Do you have an answer of how to appropriately deal with technology?

The irony is I’m a critic of accelerationism, but they have an answer: accelerate, engage more, speed things up. My answer is more critical or negative. We need to think through our approach to techno-social forms. But I don’t think my idea is to slow down or embrace technology. The answer isn’t to become a Luddite or an accelerationist.

Are you also critical of the idea that technological process is outside the control of humanity, like opening Pandora’s Box?

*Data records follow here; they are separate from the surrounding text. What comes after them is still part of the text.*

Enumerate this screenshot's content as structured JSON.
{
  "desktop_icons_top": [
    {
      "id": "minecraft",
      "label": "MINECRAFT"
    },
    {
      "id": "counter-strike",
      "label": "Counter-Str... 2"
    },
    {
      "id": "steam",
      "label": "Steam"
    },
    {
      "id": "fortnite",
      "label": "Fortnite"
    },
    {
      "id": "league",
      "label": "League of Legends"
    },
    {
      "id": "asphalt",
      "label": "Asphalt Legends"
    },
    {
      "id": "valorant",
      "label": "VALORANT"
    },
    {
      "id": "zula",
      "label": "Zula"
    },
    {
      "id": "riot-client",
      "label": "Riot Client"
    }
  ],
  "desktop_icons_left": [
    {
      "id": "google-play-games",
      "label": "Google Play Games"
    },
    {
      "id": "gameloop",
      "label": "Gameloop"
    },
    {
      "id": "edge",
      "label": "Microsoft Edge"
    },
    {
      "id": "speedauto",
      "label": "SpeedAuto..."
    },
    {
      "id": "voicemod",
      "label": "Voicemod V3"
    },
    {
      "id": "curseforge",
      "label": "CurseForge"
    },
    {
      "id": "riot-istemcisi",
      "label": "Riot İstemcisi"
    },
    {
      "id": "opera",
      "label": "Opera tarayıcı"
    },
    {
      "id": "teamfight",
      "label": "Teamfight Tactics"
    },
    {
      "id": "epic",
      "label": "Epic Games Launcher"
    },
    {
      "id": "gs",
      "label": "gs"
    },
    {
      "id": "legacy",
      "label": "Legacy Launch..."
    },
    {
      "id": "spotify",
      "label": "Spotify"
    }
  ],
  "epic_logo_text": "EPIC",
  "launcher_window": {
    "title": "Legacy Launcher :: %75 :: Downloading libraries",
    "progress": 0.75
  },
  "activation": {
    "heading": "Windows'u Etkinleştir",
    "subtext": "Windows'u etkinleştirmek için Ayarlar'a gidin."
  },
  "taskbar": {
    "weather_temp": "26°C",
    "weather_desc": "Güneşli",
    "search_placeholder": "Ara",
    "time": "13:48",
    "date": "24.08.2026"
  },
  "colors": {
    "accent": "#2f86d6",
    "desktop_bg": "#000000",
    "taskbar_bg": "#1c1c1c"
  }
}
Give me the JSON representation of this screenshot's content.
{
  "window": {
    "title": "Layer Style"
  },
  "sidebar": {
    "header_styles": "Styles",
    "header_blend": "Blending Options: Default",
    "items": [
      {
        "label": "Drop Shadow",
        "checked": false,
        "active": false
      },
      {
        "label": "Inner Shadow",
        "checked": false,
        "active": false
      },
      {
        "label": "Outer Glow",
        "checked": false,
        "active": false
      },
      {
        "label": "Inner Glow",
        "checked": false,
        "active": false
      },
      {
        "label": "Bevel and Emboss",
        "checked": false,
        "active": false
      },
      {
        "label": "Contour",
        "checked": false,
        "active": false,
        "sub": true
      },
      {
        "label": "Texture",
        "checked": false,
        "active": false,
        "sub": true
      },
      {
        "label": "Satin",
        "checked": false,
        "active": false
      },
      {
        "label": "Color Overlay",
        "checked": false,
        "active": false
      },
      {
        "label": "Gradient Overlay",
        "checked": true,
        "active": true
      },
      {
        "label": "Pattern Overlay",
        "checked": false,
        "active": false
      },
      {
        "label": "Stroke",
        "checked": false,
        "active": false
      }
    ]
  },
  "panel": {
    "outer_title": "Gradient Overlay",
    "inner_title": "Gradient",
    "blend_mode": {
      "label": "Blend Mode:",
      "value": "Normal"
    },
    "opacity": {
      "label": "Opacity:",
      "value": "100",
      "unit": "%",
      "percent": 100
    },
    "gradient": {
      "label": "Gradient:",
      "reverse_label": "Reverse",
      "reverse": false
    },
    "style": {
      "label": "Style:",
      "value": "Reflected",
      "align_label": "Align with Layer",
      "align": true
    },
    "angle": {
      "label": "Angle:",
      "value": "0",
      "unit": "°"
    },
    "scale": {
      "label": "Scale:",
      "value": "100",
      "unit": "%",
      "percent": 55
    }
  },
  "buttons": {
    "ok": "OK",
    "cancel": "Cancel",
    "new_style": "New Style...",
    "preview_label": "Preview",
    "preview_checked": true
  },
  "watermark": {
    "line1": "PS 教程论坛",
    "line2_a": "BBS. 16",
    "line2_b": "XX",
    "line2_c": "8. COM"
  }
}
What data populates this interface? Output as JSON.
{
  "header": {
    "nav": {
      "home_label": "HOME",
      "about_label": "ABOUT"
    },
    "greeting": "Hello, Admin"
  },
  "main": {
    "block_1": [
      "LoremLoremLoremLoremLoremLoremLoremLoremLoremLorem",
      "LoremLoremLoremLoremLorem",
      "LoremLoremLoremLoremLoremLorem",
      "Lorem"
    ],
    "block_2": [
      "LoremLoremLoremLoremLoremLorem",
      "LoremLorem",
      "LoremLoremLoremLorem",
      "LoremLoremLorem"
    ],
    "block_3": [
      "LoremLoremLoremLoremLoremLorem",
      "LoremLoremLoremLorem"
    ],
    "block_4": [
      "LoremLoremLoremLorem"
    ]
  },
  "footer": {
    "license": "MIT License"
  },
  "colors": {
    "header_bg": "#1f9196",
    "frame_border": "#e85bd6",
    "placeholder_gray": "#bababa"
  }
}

There have been ideas about singularities or technological determinism. Now it’s, “AI will realize itself whether we like it or not.” I’m critical of it, but we have given up a lot of potential ways in which we could control or manage or develop technologies. That’s part of the social context in which we work: These things are left to the quote-unquote market. There is a tendency to say we have no control, you just have to deal with the consequences of progress. That speaks to a limit of our political imagination. We can’t imagine taking control or regulating.

What do you make of states embracing cryptocurrencies? This past year China, the Federal Reserve and the European Central Bank have all said they are experimenting with their own coins.

It’s an interesting pattern of what Deleuze and Guattari have called re-territorialization. Tech gets reintegrated, so people who are using crypto to escape state control are caught up. States aren’t stupid. They know they will have to develop their own. States want or need to have a monopoly over money, in the same way they have a monopoly over violence. So it doesn’t surprise me states are experimenting with crypto. They are presumably working on artificial intelligence as well. It’ll be part of the future struggle over money.

Related Stories